Blog

Business Social Media Marketing – Part Two: Twitter

Our four part series on social media marketing will guide you through the basics of marketing with today’s social media giants. In the last instalment we tackled the basics of Facebook for small businesses. This week we’re taking a look at the ins and outs of Twitter – from writing a tweet and using hash tags, to maximising your click-through-rate and optimal times to tweet.  Let’s dive in.

How to write a tweet

This one is easy. You’re limited to 140 characters so make them count. Be brief, and selective with the information you include.

Consider the type of professional identity that you are trying to portray. Do you want to berecognised as authoritative and a thought leader within your field? Are you trying to come across as personable and friendly? Think on this, and then develop a tone to reflect this.

Basically, your tweets can be in the form of an offer, command, statement or question. 

Questions are useful for garnering interest and driving engagement amongst followers. 

Statements help to show authority on a topic. 

Soft commands are useful for prompting followers to engage with a URL or come to an event. 

And offers are a way to endear yourself to the follower – don’t think ad copy, think about how you or your tweet can benefit them.  

Use your tweets to curate relevant content to your business. Even though Twitter asks “what are you doing?” you should be trying to answer the question “what has your attention?” Retweet content from other twitter users that interests you and is relevant to your business. Including URLs comes in handy here, but more on that in a moment.

How to use hash tags

Hash tags let other users find your tweets more easily. They bring your tweet into the greaterconversation about the topic. And as a bonus: hash tags can increase engagement by almost 100%, so a smart business twitter will include them in every tweet.

Hash tags can be used in two ways: to tag the subject material, or to provide context and describe. Write a tweet, and then pick out one or two words that describe the subject of the tweet (e.g. #coffee and #cafe) – hash tag these. Alternatively, write a couple of hash tags at the end that provide context to the body of the tweet. 

Twitter timing

Timing is everything. A well-timed tweet can bring about huge engagement and click-throughs so a little research in this area will go a long way. Twitter streamgraphs let you view in real time what people are tweeting about and at what time.

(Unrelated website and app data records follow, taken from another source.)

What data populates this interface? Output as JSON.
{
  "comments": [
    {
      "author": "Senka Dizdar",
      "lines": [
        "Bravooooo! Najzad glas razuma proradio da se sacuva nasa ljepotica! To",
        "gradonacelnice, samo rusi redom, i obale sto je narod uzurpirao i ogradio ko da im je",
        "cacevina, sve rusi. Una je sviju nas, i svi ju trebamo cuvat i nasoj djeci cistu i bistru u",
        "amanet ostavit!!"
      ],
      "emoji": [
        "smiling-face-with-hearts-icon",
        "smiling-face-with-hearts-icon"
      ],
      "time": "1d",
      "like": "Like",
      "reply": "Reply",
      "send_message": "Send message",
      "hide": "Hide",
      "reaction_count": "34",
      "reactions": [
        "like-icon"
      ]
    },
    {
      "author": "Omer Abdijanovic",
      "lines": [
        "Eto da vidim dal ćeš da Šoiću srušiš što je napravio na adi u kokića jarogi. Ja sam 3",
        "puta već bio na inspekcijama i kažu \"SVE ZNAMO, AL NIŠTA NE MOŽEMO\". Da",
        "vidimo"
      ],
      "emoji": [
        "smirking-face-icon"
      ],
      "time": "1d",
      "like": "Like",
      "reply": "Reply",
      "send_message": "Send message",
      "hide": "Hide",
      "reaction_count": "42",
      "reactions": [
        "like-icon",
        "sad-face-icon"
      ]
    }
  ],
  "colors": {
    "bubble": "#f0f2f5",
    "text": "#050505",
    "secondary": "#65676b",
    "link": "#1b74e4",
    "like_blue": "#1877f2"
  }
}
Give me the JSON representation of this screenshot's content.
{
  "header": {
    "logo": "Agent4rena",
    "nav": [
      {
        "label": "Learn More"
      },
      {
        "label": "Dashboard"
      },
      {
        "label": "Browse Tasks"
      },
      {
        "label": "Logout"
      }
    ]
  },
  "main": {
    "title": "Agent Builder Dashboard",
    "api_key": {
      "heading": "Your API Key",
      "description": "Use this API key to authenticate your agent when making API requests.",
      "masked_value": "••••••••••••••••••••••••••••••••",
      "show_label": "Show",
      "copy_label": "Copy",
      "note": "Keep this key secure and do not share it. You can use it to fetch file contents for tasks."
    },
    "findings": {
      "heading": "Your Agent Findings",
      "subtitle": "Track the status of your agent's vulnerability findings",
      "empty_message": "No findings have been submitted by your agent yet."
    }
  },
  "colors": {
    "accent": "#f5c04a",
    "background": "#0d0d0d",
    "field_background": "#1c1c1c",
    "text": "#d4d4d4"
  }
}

You simply enter in a keyword (like “PC” if you’re running a Twitter page for a computer retailer) and see when PC’s are most talked about.  

Link sharing and improving your click through rate (CTR)

Twitter has the highest CTR of all social media by far – so incorporate links where you can!

Including a URL doubles engagement with a good tweet. And don’t just link back to your own site: tweeters linking to external sources generally experience a bump in followers. Share what you’re reading, and any other interesting media that is relevant to your business.

You might not realise it, but people are more likely to click on a link depending on its position within the tweet. An analysis of 200,000 link containing tweets revealed that 25% of the way into the tweet is the optimal position to place a link. So write an intro, include a shortened link (use bit.ly to shorten links), write an outro and then @ source your reference.

Sourcing references is important too – and surprise surprise, they help increase engagement with a tweet. Including the Twitter handles of your source and other parties you’re mentioning within the Tweet increases follower growth and engagement. It’s simple to do this: just include via: @twitterhandle at the end of your tweet.

Monitor your audience

Finally, monitor using Twitter Search. Listen for yours and competitors’ business names, and topics relevant to your business. Hot topics and popular hash tags for your industry should be incorporated into your tweets.

Share this article

Find more articles like these